(Website and app data records)
********************

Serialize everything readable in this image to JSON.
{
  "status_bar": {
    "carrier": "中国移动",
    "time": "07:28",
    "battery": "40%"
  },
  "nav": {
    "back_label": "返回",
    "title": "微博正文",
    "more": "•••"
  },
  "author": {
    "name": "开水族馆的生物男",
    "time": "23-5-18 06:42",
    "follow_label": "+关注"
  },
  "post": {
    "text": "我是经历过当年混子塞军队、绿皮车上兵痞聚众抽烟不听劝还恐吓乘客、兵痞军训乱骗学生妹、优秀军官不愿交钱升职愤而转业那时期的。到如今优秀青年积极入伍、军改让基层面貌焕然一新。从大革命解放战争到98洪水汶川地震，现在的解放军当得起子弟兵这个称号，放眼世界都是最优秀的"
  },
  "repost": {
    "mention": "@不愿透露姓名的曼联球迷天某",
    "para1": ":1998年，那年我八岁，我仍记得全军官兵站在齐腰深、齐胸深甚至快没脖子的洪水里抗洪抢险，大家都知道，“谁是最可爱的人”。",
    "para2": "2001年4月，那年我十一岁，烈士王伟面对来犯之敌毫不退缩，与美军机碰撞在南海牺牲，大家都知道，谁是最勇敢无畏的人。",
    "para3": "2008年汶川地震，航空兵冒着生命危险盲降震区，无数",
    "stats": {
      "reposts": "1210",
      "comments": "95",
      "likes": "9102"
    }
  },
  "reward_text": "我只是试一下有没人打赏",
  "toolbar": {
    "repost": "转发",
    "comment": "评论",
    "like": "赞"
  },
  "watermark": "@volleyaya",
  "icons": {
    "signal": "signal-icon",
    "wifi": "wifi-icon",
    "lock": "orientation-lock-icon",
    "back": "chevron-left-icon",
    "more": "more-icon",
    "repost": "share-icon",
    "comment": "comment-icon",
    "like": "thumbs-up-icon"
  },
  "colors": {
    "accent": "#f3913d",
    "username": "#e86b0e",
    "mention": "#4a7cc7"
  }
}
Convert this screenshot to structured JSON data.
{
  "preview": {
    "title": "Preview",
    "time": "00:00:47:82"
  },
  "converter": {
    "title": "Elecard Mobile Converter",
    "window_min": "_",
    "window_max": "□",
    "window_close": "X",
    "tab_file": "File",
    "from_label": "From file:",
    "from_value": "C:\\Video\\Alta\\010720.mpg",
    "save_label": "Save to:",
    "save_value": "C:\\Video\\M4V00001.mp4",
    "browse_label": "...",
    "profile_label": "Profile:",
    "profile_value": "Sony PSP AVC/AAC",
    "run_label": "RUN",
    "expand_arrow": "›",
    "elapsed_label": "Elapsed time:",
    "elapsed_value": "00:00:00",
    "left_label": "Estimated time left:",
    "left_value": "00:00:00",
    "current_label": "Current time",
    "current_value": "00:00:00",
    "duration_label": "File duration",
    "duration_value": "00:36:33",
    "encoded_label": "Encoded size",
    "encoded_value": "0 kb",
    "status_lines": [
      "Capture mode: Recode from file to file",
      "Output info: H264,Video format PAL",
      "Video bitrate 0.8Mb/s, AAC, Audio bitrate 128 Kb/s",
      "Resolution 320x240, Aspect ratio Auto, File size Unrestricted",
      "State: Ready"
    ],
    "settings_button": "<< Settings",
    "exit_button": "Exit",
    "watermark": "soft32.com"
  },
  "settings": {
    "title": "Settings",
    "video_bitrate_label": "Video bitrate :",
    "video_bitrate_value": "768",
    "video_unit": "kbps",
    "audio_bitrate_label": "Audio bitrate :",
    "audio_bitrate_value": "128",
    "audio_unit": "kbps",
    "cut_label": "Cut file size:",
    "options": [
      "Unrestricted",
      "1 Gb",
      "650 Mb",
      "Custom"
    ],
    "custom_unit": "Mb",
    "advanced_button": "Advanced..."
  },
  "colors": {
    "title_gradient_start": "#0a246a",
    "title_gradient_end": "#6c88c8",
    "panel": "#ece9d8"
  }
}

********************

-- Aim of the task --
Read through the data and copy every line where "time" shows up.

-- Exercise output --
    "time": "07:28",
    "time": "23-5-18 06:42",
    "time": "00:00:47:82"
    "elapsed_label": "Elapsed time:",
    "left_label": "Estimated time left:",
    "current_label": "Current time",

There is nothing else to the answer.